(Beginning of PROVIDED DATA)

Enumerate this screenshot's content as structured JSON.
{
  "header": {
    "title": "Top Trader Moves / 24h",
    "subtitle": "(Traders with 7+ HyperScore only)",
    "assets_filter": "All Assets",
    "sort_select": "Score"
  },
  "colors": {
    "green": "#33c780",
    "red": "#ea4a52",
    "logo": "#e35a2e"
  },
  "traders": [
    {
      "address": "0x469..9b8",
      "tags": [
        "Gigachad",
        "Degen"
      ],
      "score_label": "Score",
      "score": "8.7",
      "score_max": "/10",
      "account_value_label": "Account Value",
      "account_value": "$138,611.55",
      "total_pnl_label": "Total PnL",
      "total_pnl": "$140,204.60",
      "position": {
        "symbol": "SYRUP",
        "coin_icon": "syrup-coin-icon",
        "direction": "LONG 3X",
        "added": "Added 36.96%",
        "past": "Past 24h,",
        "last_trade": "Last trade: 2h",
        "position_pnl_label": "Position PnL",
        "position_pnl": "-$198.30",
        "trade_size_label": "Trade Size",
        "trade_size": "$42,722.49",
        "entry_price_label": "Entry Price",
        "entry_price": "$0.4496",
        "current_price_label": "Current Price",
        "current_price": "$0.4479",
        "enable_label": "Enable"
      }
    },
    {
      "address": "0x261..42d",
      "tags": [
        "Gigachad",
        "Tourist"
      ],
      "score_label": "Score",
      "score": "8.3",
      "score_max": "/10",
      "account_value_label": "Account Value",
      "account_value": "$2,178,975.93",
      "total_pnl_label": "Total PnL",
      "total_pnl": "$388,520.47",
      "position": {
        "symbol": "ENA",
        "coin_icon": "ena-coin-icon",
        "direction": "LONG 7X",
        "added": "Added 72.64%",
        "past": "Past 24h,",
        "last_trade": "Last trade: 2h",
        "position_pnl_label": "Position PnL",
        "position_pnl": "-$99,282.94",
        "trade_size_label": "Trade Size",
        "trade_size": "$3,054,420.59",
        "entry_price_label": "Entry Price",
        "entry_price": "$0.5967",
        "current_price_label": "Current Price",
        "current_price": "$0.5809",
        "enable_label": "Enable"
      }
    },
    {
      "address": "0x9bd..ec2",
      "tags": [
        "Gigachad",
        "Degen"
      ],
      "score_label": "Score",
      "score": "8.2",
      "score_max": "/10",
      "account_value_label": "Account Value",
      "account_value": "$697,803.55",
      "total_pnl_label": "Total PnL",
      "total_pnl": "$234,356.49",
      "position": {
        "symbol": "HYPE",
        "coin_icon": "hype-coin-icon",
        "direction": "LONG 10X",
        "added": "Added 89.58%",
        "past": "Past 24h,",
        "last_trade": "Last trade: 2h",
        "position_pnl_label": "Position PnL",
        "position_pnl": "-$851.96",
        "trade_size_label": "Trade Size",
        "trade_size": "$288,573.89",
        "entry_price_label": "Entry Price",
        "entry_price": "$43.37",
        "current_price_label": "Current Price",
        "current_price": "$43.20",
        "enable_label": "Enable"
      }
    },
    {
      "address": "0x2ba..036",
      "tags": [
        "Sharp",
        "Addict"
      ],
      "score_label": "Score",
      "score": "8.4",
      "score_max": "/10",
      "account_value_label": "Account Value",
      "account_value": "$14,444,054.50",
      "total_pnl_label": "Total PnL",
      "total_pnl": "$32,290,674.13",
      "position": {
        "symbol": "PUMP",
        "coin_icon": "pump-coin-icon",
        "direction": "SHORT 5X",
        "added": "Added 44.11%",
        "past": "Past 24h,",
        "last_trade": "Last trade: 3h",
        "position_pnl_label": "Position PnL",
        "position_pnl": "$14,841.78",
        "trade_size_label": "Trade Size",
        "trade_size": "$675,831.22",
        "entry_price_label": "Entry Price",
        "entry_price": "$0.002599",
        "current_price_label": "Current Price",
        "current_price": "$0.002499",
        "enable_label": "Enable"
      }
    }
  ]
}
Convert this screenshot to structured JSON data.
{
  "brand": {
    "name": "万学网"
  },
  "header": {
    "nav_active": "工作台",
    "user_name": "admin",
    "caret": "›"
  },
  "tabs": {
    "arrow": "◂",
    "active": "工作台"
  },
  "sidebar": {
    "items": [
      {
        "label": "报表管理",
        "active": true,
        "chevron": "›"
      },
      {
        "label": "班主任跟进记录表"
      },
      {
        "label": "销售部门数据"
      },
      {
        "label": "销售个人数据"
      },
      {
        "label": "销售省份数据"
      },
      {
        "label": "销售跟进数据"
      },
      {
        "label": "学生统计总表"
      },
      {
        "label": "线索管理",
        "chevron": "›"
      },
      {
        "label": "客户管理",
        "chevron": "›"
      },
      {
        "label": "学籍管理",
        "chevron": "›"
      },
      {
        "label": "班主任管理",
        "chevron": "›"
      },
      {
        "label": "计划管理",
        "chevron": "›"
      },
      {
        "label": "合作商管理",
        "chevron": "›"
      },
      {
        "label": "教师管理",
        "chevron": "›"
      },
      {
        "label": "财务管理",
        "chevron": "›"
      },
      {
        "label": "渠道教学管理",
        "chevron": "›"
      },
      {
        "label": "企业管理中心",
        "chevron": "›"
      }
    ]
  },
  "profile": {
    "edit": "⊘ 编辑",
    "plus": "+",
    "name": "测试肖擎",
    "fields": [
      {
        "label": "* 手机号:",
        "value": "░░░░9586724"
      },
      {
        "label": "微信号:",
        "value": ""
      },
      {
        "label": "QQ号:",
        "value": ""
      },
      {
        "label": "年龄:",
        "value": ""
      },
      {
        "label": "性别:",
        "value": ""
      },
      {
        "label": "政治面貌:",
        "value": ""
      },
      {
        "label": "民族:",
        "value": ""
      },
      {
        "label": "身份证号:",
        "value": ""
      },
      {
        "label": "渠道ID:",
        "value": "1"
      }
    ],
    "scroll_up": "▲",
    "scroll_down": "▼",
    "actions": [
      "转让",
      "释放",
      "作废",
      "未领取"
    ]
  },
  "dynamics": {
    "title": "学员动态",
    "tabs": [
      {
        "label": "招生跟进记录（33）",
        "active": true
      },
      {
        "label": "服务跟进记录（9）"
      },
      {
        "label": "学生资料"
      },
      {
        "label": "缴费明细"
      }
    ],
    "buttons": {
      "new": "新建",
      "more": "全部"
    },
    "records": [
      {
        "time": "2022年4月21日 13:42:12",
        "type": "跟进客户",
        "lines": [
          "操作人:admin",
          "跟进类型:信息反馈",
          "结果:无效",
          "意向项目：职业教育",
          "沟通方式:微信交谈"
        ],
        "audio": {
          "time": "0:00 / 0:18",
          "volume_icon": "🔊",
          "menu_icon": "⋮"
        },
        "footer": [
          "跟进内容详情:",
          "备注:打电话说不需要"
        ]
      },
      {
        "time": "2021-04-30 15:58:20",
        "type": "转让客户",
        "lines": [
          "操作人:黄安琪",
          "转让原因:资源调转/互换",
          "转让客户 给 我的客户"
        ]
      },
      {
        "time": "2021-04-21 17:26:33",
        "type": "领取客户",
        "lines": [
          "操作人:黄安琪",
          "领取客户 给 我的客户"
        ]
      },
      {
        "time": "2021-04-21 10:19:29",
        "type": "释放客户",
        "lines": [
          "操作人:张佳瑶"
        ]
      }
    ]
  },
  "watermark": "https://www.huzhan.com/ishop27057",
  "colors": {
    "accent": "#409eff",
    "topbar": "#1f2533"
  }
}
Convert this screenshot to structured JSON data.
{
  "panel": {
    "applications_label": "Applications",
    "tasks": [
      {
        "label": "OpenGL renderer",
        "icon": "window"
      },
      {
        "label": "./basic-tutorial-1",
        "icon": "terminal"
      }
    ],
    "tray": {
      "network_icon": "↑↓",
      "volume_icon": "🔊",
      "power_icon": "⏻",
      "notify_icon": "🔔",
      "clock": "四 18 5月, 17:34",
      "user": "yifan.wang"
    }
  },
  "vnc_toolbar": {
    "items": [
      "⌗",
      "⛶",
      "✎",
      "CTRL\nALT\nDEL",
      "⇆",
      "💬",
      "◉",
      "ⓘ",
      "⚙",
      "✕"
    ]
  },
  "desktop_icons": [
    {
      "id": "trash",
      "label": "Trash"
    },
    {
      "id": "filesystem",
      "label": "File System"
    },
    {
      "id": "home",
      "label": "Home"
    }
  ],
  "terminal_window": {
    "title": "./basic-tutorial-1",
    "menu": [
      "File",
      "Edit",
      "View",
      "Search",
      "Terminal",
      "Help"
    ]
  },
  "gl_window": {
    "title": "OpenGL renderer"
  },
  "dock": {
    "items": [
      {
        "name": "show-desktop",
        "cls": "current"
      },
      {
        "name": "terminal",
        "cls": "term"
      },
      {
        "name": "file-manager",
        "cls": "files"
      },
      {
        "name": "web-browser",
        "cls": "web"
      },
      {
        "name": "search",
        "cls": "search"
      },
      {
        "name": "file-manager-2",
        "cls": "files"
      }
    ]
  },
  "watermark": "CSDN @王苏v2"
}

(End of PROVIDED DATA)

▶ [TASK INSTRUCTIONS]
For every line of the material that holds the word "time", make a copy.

▶ [FINISHED EXERCISE]
        "time": "2022年4月21日 13:42:12",
          "time": "0:00 / 0:18",
        "time": "2021-04-30 15:58:20",
        "time": "2021-04-21 17:26:33",
        "time": "2021-04-21 10:19:29",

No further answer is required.